Segment Start: DATA RECORDS

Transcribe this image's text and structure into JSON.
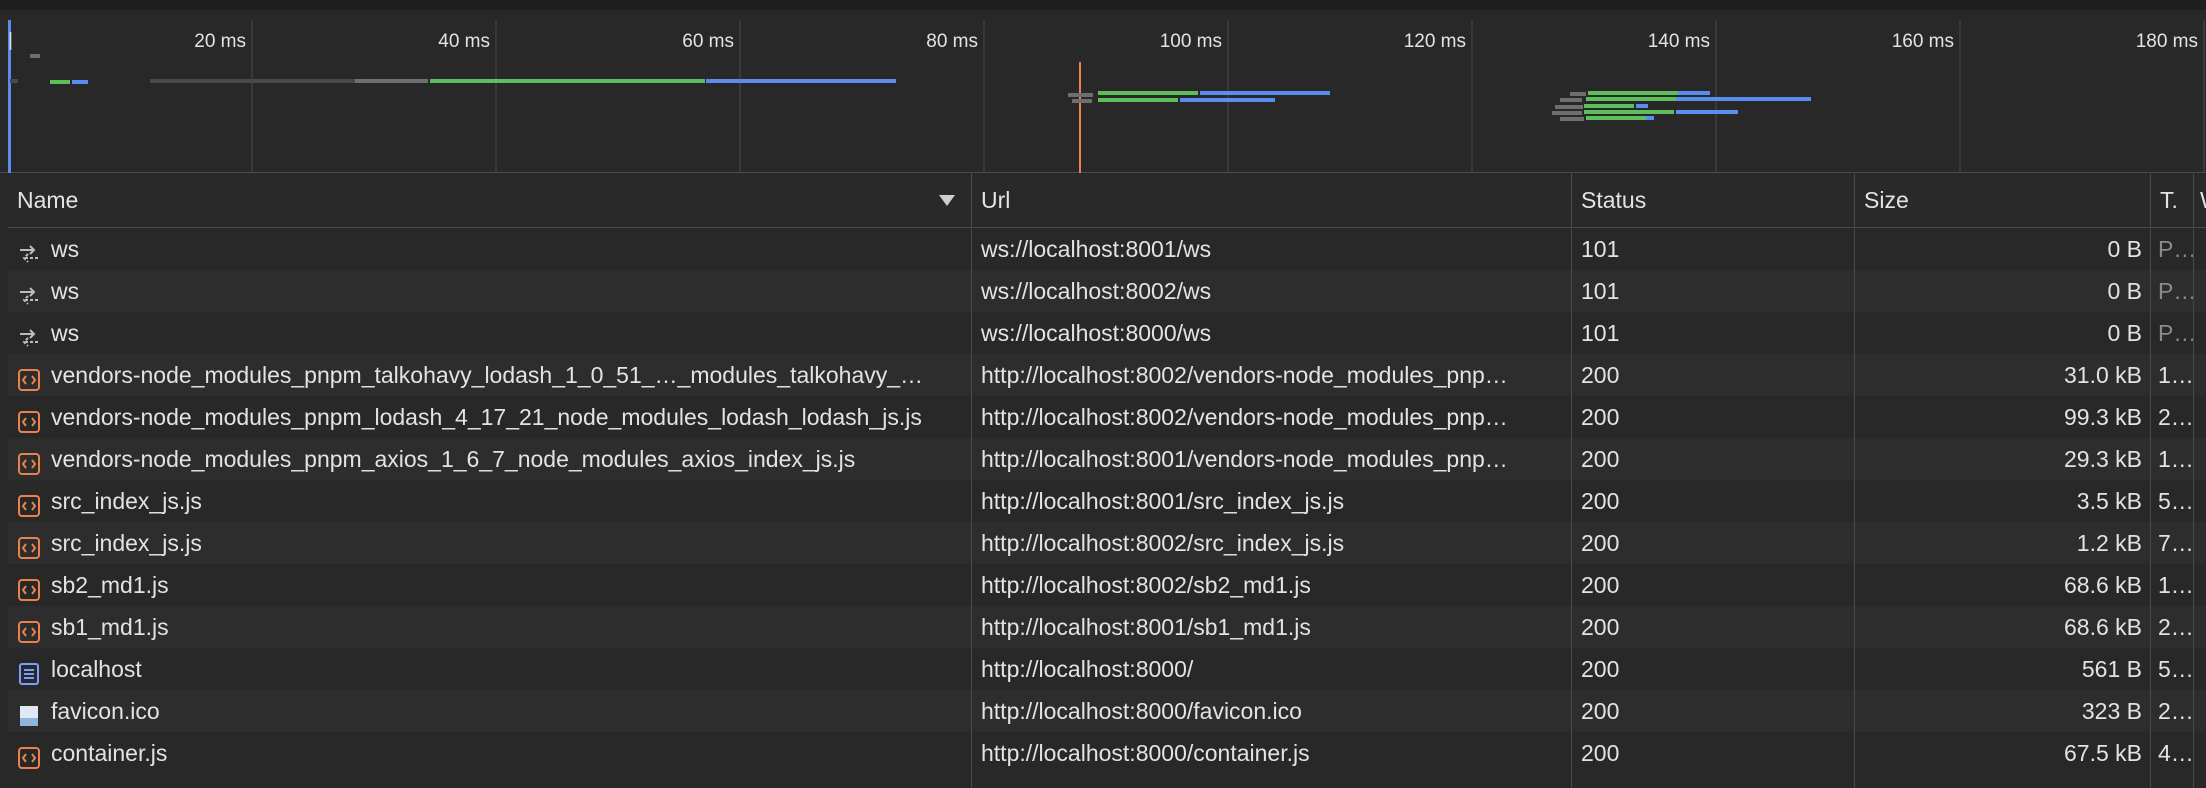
{
  "timeline": {
    "ticks": [
      "20 ms",
      "40 ms",
      "60 ms",
      "80 ms",
      "100 ms",
      "120 ms",
      "140 ms",
      "160 ms",
      "180 ms"
    ],
    "marker_label": "|"
  },
  "columns": {
    "name": "Name",
    "url": "Url",
    "status": "Status",
    "size": "Size",
    "type_short": "T.",
    "extra_short": "W"
  },
  "rows": [
    {
      "icon": "websocket-icon",
      "name": "ws",
      "url": "ws://localhost:8001/ws",
      "status": "101",
      "size": "0 B",
      "time": "P…",
      "time_dim": true
    },
    {
      "icon": "websocket-icon",
      "name": "ws",
      "url": "ws://localhost:8002/ws",
      "status": "101",
      "size": "0 B",
      "time": "P…",
      "time_dim": true
    },
    {
      "icon": "websocket-icon",
      "name": "ws",
      "url": "ws://localhost:8000/ws",
      "status": "101",
      "size": "0 B",
      "time": "P…",
      "time_dim": true
    },
    {
      "icon": "script-icon",
      "name": "vendors-node_modules_pnpm_talkohavy_lodash_1_0_51_…_modules_talkohavy_…",
      "url": "http://localhost:8002/vendors-node_modules_pnp…",
      "status": "200",
      "size": "31.0 kB",
      "time": "1…",
      "time_dim": false
    },
    {
      "icon": "script-icon",
      "name": "vendors-node_modules_pnpm_lodash_4_17_21_node_modules_lodash_lodash_js.js",
      "url": "http://localhost:8002/vendors-node_modules_pnp…",
      "status": "200",
      "size": "99.3 kB",
      "time": "2…",
      "time_dim": false
    },
    {
      "icon": "script-icon",
      "name": "vendors-node_modules_pnpm_axios_1_6_7_node_modules_axios_index_js.js",
      "url": "http://localhost:8001/vendors-node_modules_pnp…",
      "status": "200",
      "size": "29.3 kB",
      "time": "1…",
      "time_dim": false
    },
    {
      "icon": "script-icon",
      "name": "src_index_js.js",
      "url": "http://localhost:8001/src_index_js.js",
      "status": "200",
      "size": "3.5 kB",
      "time": "5…",
      "time_dim": false
    },
    {
      "icon": "script-icon",
      "name": "src_index_js.js",
      "url": "http://localhost:8002/src_index_js.js",
      "status": "200",
      "size": "1.2 kB",
      "time": "7…",
      "time_dim": false
    },
    {
      "icon": "script-icon",
      "name": "sb2_md1.js",
      "url": "http://localhost:8002/sb2_md1.js",
      "status": "200",
      "size": "68.6 kB",
      "time": "1…",
      "time_dim": false
    },
    {
      "icon": "script-icon",
      "name": "sb1_md1.js",
      "url": "http://localhost:8001/sb1_md1.js",
      "status": "200",
      "size": "68.6 kB",
      "time": "2…",
      "time_dim": false
    },
    {
      "icon": "document-icon",
      "name": "localhost",
      "url": "http://localhost:8000/",
      "status": "200",
      "size": "561 B",
      "time": "5…",
      "time_dim": false
    },
    {
      "icon": "image-icon",
      "name": "favicon.ico",
      "url": "http://localhost:8000/favicon.ico",
      "status": "200",
      "size": "323 B",
      "time": "2…",
      "time_dim": false
    },
    {
      "icon": "script-icon",
      "name": "container.js",
      "url": "http://localhost:8000/container.js",
      "status": "200",
      "size": "67.5 kB",
      "time": "4…",
      "time_dim": false
    }
  ],
  "colors": {
    "waiting_bar": "#6e6e6e",
    "queue_bar": "#4a4a4a",
    "download_green": "#5cbf5c",
    "download_blue": "#5b8dee",
    "dom_marker": "#e8834e",
    "script_icon": "#e8834e",
    "document_icon": "#7a9eff"
  }
}
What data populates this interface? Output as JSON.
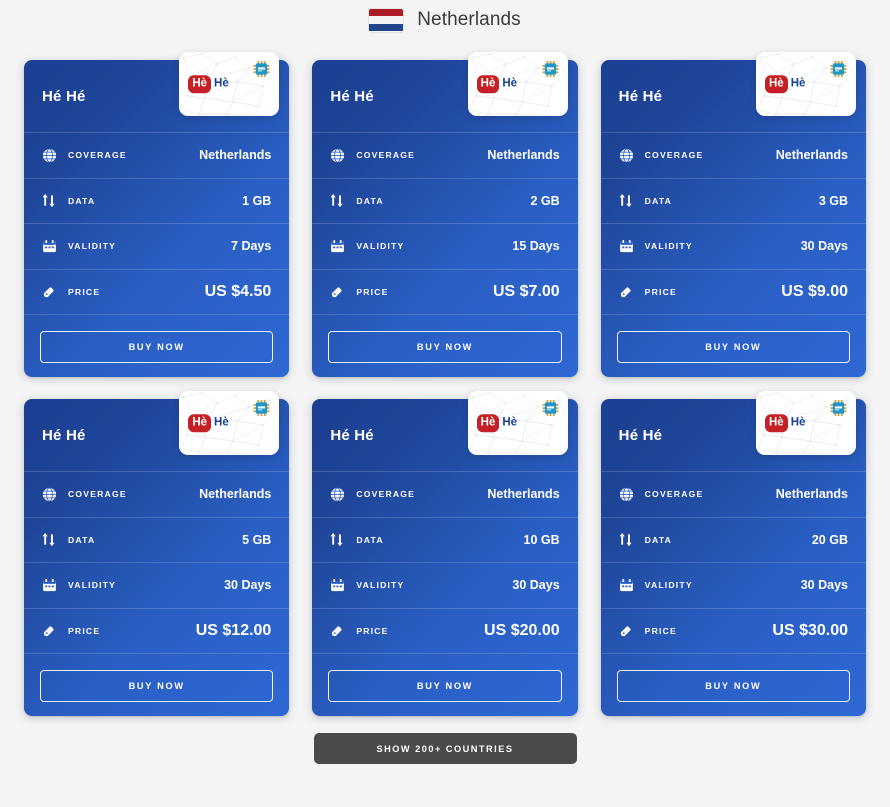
{
  "header": {
    "country": "Netherlands",
    "flag_icon": "netherlands-flag",
    "flag_colors": [
      "#AE1C28",
      "#FFFFFF",
      "#21468B"
    ]
  },
  "theme": {
    "page_background": "#f4f4f4",
    "card_gradient_from": "#1b3f92",
    "card_gradient_to": "#2e68d4",
    "logo_badge_color": "#c42026",
    "logo_word_color": "#1b3f92",
    "footer_button_color": "#4a4a4a",
    "text_color": "#ffffff"
  },
  "brand": {
    "badge_text": "Hè",
    "word_text": "Hè",
    "chip_icon": "sim-chip-icon"
  },
  "labels": {
    "coverage": "COVERAGE",
    "data": "DATA",
    "validity": "VALIDITY",
    "price": "PRICE",
    "buy_now": "BUY NOW"
  },
  "icons": {
    "coverage": "globe-icon",
    "data": "data-transfer-icon",
    "validity": "calendar-icon",
    "price": "price-tag-icon"
  },
  "footer": {
    "show_countries": "SHOW 200+ COUNTRIES"
  },
  "plans": [
    {
      "name": "Hé Hé",
      "coverage": "Netherlands",
      "data": "1 GB",
      "validity": "7 Days",
      "price": "US $4.50"
    },
    {
      "name": "Hé Hé",
      "coverage": "Netherlands",
      "data": "2 GB",
      "validity": "15 Days",
      "price": "US $7.00"
    },
    {
      "name": "Hé Hé",
      "coverage": "Netherlands",
      "data": "3 GB",
      "validity": "30 Days",
      "price": "US $9.00"
    },
    {
      "name": "Hé Hé",
      "coverage": "Netherlands",
      "data": "5 GB",
      "validity": "30 Days",
      "price": "US $12.00"
    },
    {
      "name": "Hé Hé",
      "coverage": "Netherlands",
      "data": "10 GB",
      "validity": "30 Days",
      "price": "US $20.00"
    },
    {
      "name": "Hé Hé",
      "coverage": "Netherlands",
      "data": "20 GB",
      "validity": "30 Days",
      "price": "US $30.00"
    }
  ]
}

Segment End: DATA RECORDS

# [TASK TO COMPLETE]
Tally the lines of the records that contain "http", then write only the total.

# [RESPONSE TO THIS EXERCISE]
10